[[ Working data, beginning ]]

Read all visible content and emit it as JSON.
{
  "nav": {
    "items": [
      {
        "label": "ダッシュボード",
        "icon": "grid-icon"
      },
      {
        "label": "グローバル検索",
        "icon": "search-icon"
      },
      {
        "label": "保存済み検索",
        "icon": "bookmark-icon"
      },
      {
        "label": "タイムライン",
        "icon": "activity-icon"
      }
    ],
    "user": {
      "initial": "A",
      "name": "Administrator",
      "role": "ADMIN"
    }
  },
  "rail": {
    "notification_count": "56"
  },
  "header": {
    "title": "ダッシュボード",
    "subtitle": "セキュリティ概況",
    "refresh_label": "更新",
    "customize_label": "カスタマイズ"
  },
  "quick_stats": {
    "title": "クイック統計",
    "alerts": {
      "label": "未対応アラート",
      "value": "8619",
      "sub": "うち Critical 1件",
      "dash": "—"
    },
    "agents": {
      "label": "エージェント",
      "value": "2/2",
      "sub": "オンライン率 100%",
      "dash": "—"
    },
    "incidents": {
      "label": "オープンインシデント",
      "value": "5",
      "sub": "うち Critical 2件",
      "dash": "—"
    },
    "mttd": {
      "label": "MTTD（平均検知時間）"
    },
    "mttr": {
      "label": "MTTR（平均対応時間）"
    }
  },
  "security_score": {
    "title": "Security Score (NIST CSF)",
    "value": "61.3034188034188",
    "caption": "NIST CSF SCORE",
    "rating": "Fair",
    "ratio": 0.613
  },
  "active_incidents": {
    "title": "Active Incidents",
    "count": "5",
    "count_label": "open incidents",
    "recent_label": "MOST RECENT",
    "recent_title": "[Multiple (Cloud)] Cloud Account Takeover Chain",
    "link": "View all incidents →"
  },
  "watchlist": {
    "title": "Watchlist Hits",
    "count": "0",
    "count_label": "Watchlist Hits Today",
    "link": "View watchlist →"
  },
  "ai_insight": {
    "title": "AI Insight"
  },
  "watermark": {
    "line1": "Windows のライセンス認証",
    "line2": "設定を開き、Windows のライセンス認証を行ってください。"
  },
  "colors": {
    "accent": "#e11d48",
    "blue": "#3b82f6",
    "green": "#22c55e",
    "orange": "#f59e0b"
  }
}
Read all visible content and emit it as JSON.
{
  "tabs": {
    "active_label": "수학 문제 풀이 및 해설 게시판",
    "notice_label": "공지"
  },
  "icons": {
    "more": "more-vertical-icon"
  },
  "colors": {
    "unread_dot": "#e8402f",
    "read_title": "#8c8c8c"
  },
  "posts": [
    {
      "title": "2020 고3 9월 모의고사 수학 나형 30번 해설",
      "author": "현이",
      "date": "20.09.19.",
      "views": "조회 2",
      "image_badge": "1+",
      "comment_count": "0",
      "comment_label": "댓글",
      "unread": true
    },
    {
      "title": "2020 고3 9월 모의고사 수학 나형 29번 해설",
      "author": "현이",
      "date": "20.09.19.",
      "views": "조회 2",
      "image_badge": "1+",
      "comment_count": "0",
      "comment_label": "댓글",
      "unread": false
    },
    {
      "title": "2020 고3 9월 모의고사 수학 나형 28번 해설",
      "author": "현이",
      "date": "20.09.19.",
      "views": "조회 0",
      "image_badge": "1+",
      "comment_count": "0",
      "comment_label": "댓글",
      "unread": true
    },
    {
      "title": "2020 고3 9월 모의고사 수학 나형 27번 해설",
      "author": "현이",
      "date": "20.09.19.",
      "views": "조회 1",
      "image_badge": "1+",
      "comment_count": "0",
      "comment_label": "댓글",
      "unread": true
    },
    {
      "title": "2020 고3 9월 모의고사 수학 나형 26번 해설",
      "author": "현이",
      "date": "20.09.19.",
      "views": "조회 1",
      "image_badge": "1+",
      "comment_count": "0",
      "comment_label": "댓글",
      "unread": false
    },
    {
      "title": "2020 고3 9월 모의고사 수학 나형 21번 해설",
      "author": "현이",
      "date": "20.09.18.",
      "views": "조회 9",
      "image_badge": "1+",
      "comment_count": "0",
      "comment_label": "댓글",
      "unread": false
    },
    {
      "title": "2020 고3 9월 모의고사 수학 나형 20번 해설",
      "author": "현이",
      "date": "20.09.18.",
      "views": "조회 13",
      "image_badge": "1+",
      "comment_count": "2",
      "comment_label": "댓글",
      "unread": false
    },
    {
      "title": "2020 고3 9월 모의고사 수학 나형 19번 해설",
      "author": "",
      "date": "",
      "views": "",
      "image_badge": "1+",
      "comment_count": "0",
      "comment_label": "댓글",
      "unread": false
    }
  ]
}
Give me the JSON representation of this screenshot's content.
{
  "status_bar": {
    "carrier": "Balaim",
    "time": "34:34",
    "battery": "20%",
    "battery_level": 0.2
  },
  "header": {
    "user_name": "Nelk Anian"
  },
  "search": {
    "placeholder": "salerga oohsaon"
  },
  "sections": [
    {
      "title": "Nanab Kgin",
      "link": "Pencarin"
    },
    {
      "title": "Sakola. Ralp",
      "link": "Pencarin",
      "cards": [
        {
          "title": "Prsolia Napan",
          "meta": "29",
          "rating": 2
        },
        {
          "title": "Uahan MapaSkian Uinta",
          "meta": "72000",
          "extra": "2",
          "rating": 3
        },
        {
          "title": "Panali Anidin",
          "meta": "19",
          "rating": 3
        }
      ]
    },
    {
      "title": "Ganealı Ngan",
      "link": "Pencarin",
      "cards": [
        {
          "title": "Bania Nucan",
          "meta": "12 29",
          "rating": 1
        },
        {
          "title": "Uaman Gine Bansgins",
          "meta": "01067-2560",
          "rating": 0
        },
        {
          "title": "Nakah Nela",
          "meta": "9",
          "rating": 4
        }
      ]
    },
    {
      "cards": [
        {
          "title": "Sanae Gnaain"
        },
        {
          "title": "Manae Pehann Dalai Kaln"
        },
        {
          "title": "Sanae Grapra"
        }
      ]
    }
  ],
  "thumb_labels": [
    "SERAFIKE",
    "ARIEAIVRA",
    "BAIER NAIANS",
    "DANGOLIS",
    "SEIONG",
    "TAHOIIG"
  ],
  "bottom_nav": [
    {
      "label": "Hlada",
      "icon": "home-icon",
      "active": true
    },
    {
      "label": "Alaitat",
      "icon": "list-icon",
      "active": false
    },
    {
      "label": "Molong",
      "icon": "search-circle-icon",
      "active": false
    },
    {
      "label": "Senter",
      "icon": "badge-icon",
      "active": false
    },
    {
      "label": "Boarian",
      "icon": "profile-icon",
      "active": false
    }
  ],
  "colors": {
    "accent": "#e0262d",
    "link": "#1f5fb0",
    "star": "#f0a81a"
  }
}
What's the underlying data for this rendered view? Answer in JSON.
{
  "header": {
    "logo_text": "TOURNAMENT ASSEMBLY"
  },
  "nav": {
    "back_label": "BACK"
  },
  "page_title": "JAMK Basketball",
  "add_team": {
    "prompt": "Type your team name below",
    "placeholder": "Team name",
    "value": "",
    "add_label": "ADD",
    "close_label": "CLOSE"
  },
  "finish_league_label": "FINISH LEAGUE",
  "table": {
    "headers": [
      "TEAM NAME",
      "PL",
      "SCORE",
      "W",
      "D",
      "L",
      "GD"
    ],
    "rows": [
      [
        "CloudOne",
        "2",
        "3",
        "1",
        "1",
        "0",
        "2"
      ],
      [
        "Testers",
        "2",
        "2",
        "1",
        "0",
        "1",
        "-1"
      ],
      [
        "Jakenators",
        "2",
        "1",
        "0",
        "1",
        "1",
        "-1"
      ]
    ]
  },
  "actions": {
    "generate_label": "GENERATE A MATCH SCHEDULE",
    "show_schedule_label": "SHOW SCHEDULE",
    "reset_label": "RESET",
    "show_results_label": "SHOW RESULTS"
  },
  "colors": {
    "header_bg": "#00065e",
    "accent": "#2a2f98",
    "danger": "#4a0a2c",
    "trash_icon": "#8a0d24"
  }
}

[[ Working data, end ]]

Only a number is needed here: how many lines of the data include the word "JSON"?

Problem solution ▸ 4